Work required >> Each line below that holds the word "JSON" counts toward the answer; reply with the total number only.

Study material >>
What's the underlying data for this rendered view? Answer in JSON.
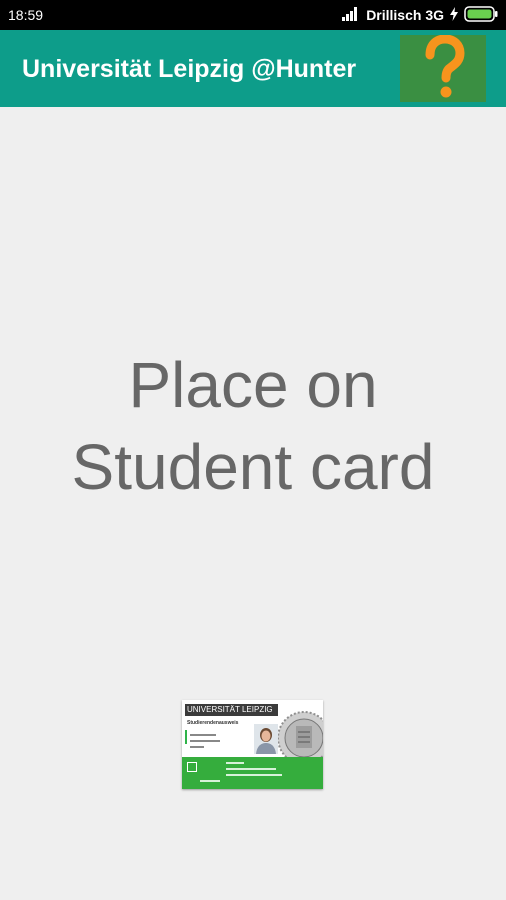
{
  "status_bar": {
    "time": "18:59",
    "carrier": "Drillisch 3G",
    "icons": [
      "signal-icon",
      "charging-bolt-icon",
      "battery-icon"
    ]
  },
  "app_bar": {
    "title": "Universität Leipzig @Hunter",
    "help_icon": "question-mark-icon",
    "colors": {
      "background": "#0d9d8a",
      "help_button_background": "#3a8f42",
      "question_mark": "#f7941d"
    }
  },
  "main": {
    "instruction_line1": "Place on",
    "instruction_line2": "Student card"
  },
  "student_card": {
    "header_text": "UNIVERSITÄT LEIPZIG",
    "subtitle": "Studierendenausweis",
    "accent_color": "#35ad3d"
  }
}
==
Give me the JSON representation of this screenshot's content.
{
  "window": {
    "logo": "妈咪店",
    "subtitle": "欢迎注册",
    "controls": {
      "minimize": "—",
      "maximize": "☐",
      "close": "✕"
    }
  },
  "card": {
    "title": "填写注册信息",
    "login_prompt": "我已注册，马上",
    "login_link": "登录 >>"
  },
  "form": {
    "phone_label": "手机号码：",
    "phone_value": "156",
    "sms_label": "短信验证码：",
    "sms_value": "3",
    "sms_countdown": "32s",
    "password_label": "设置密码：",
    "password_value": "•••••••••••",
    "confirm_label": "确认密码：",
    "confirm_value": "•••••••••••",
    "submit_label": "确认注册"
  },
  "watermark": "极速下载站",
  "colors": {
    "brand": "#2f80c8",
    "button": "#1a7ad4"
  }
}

Reply to the task >> 2